    Ever wanted to know the original URL behind network drives? Here is an easy PowerShell way:

    # make sure the below drive is a mapped network drive
    # on your computer
    $mappedDrive = 'z'
    $result = Get-PSDrive -Name $mappedDrive | 
        Select-Object -ExpandProperty DisplayRoot
    "$mappedDrive -> $result"

    Twitter This Tip! ReTweet this Tip!

    • 19 Sep 2018
  • Downloading Data with BitsTransfer in the Background

    Downloading very large files can be a challenge because the download process may take longer than a machine is turned on. With BitsTransfer, you can download files in the background, and even if the computer is turned off or rebooted, the download will resume and eventually complete.

    The code below downloads a NASA video for you. However, the download occurs in the background, and you can immediately continue. In fact…

    • 18 Sep 2018
  • Downloading Data via SSL and BitsTransfer (Sync)

    A very convenient built-in way to download files, even with SSL connections, is Start-BitsTransfer. It also sports a progress bar that shows the actual download status. Here is a working sample:

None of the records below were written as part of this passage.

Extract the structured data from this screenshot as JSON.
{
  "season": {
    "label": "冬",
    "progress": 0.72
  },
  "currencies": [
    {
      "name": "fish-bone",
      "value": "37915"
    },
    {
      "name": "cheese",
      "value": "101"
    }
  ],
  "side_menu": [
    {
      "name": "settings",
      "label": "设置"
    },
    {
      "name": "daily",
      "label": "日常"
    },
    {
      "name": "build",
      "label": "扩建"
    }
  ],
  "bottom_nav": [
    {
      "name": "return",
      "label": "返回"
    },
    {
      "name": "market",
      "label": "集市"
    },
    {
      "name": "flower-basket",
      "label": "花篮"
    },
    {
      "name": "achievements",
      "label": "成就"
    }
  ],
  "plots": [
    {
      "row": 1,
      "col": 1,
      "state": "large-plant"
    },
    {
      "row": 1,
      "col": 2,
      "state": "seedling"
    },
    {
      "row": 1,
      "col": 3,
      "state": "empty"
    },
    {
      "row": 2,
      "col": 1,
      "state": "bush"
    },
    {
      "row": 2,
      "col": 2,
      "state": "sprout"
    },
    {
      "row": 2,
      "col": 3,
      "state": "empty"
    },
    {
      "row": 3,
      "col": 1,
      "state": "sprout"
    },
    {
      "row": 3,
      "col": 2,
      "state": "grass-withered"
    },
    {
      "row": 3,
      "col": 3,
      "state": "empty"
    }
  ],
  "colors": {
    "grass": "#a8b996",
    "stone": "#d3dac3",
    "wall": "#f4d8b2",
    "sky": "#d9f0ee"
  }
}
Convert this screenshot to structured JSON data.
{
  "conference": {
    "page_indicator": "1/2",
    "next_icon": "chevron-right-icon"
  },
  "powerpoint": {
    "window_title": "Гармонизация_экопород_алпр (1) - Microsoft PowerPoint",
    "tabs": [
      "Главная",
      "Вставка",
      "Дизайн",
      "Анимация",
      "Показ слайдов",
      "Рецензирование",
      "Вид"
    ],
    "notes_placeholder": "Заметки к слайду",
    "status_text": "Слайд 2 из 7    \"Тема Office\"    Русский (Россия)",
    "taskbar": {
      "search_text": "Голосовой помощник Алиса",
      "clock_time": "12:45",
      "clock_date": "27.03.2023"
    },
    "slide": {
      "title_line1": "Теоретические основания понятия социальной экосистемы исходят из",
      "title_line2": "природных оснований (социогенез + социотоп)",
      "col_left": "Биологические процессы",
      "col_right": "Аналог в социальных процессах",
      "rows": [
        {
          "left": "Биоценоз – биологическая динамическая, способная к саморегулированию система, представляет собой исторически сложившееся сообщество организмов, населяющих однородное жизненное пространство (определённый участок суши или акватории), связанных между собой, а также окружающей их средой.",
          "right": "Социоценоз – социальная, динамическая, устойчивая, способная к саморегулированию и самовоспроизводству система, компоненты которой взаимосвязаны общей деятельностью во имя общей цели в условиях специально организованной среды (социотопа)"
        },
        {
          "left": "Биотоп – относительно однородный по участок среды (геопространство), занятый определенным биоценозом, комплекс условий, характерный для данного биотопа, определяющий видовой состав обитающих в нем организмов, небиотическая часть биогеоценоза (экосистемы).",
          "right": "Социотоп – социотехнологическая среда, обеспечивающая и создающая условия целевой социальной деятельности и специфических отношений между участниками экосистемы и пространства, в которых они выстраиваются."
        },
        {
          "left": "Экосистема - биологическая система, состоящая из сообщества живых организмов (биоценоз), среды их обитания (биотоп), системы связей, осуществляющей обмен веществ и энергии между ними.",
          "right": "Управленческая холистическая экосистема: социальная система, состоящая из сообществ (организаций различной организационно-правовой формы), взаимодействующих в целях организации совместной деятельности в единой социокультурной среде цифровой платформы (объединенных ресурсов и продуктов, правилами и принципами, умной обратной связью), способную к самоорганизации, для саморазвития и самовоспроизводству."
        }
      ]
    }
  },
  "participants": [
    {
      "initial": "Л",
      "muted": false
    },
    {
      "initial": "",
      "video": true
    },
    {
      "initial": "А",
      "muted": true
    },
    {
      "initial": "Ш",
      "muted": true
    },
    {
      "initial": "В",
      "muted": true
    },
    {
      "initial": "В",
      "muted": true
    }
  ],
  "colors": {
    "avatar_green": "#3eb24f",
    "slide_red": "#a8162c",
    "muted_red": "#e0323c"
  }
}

    $url = 'https://mars.nasa.gov/system/downloadable_items/41764_20180703_marsreport-1920.mp4'
    $OutFile = "$home\desktop\videoNasa2.mp4"
    Start-BitsTransfer -Source $url -Destination $OutFile -Priority Normal 
    • 17 Sep 2018
  • Downloading Data via SSL and Invoke-WebRequest

    Invoke-WebRequest can download files for you but may struggle with HTTPS URLs. To use SSL connections, you may have to change a default setting. Here is a working example:

    $url = 'https://mars.nasa.gov/system/downloadable_items/41764_20180703_marsreport-1920.mp4'
    $OutFile = "$home\desktop\video.mp4"
    $AllProtocols = [Net.SecurityProtocolType]'Ssl3,Tls,Tls11,Tls12'
    • 14 Sep 2018
  • Finding Disabled GPOs

    Here is a quick one-liner that dumps all Group Policy objects that have all settings disabled:

    Get-Gpo -All | Where-Object GpoStatus -eq AllSettingsDisabled

    This sample requires the free RSAT tools from Microsoft.

    Twitter This Tip! ReTweet this Tip!

    • 14 Sep 2018